Data obtained through a parliamentary question showed the British Army spent Â£1.7m on social media content between 2015 and 2017, with adverts aimed at teenagers in towns and cities across Wales.
Whatâ€™s wrong with that? Isnâ€™t the MoD providing a chance to kids whoâ€™ve otherwise been failed by society?
If early enlistment is as great an opportunity as the MoD claims, why arenâ€™t they advertising it to young people across a whole range of social backgrounds? Why arenâ€™t candidates queueing up to enlist?
Instead, advertising is targeted at those with fewer options on the table. There is a huge difference between being a â€˜great opportunityâ€™ and being â€˜the only opportunityâ€™.
The percentage of young people not in education, employment or training (NEET) in Wales, although decreasing since 2013, is still higher than the UK. At the end of 2017, 11.2% of 16-24 year-olds in the UK were NEET, whereas this was 13.7% across the north of Wales and 15.7% in the south west.
Young people in the north of Wales face particular challenges finding post-GCSE career options. 2,395 16-24 year-olds started apprenticeships during 2016/17 â€“ 52% fewer than in the south east.
Given this bleak outlook for many young people in the country, joining the army at 16 or 17 suddenly appears an attractive option.

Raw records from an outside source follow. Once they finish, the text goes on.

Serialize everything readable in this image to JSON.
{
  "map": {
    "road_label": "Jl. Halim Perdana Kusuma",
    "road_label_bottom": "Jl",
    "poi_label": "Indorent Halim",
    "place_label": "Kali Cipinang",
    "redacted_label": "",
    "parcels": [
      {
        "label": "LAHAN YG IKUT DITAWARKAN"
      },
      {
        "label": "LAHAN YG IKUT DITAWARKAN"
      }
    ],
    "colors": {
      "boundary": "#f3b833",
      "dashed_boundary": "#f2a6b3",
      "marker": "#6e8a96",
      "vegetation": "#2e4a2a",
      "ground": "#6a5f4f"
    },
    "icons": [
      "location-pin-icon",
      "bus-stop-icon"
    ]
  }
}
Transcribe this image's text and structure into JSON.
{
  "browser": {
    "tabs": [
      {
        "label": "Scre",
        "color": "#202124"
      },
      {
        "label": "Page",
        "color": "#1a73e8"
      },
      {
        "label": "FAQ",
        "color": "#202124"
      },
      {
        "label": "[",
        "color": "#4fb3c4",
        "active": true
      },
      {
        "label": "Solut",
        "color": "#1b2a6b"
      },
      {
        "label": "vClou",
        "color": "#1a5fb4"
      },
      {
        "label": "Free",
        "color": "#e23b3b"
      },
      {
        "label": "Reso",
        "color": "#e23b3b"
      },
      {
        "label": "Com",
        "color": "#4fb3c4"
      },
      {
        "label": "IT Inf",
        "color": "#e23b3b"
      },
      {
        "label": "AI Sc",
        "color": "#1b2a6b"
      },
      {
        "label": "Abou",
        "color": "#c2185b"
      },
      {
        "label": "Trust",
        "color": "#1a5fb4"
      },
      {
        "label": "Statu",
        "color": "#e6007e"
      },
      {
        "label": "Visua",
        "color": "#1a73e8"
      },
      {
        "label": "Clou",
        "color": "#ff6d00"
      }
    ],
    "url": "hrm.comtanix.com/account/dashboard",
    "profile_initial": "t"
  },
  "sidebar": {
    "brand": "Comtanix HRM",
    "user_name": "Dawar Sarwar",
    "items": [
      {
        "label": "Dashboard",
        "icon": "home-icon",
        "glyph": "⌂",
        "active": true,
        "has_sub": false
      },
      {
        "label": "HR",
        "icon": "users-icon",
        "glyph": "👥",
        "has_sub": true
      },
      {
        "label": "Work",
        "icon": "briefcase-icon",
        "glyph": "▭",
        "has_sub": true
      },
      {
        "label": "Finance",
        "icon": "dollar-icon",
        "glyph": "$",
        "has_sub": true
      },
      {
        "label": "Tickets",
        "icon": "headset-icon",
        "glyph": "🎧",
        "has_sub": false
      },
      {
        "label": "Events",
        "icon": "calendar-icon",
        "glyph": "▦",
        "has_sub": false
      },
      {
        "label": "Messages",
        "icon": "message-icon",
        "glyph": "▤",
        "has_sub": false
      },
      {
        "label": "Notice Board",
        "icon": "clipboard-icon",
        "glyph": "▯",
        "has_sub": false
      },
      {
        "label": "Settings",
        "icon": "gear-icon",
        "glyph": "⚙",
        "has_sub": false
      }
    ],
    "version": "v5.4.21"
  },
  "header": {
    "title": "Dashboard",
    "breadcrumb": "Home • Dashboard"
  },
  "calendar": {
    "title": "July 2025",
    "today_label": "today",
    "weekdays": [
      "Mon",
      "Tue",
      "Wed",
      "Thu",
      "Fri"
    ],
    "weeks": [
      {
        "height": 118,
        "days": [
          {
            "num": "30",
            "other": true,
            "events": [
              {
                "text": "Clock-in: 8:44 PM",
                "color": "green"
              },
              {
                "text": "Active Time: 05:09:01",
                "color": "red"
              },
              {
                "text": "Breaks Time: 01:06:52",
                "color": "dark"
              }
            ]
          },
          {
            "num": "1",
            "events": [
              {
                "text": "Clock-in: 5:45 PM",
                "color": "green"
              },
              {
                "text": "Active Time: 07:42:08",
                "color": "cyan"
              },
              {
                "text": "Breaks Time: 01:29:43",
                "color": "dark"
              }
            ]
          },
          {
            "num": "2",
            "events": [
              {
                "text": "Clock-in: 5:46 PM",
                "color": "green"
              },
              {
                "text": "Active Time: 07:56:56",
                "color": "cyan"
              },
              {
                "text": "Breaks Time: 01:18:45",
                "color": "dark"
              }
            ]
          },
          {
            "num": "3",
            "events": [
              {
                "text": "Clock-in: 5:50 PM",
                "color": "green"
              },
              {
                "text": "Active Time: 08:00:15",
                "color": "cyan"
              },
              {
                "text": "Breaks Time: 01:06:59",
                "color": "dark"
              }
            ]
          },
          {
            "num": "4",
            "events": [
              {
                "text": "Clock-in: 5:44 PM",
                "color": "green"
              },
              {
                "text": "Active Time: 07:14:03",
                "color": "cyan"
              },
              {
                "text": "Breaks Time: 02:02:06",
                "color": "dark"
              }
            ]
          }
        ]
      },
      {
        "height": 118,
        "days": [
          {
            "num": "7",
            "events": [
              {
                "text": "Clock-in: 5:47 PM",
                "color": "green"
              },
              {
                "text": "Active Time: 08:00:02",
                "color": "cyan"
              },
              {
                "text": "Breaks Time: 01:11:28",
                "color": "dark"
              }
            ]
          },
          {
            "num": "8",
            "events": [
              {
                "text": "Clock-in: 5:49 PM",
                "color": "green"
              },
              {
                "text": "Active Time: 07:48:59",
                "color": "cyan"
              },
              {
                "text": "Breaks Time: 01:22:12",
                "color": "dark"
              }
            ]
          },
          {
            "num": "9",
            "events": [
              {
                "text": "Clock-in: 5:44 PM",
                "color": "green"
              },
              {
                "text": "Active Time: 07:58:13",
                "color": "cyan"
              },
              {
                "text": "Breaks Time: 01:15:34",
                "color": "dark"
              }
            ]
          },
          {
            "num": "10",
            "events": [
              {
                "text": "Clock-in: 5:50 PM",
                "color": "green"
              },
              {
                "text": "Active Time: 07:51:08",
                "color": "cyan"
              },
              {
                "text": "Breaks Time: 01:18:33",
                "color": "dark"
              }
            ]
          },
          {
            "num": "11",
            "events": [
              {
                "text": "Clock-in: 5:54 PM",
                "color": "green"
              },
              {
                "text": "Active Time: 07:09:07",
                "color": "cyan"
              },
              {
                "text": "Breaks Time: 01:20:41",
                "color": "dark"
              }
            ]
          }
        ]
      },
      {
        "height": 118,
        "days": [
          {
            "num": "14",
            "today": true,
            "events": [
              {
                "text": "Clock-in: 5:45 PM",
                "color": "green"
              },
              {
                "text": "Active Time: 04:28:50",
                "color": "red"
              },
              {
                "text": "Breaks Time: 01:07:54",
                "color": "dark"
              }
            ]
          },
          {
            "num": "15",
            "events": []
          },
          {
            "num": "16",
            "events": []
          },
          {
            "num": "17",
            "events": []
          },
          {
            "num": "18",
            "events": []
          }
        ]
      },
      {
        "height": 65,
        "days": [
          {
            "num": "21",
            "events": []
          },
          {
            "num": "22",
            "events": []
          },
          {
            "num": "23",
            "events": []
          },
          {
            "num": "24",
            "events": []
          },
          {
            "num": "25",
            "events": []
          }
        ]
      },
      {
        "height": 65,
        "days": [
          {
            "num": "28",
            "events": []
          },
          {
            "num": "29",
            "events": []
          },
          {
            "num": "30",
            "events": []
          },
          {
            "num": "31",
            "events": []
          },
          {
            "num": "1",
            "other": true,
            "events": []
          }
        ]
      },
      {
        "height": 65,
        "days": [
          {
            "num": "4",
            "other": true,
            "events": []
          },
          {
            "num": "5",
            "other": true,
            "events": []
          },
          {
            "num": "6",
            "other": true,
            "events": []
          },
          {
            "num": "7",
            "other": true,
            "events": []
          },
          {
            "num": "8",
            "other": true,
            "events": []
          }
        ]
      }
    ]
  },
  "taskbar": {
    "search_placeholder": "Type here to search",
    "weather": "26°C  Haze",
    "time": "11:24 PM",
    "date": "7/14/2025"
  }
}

If deprived teenagers enlisting at 16 were channelled into the best army jobs, leading to high level qualifications, with long term job security, at minimal personal risk, this certainly might be considered â€˜a great opportunityâ€™. But this is simply not the case.
Those who enlist under 18, the majority recruited for the infantry, are not eligible for any commissioned officer roles and therefore are permanently excluded from any of the highest-ranking positions.
Child Soldiers Internationalâ€™s 2016 research found that British soldiers who had joined under 18 were twice as likely to die in Afghanistan compared to adult recruits. This was directly linked to the fact they were disproportionately deployed in infantry roles.
Medical research shows that military training itself â€“ not only deployment â€“ can have serious, long term adverse mental health consequences on recruits.
Adolescents are significantly more susceptible to these effects, to the extent that their psychological development can be permanently impeded by the stress of the military environment.
This is particularly the case for those who have already experienced trauma in childhood.
New data obtained by Plaid Cymru in June shows that the number of armed forces veterans in Wales receiving mental healthcare has almost doubled since 2012 with more than 600 veterans referred to Veterans NHS Wales in 2016/17.
Mental health issues are not limited by age at recruitment but evidence shows that the youngest recruits can be at greater risk in later life. By enticing teenagers to join the military, our Armed Forces are putting them at risk both during and after service.
Those who support enlisting from 16 need to be clear that the policy exists for the convenience of the MoDâ€™s recruiting branch, not for the benefit of disadvantaged young people.
If the MoD truly have their best interests at heart, the better solution is not to promote military life to youngsters through AFD or misleading adverts.
Rather, some of the Â£358m spent annually on training underage soldiers should be dedicated instead to improving educational, social and mental health services for at-risk teenagers.
Diverting children into the armed forces because of a failure to provide adequate post-16 opportunities in training or education is a clear example of the state putting its interests over and above the interests of our young people.
The UK Government must abandon the practices it shares with Iran and North Korea. It is time to start protecting and stop recruiting children.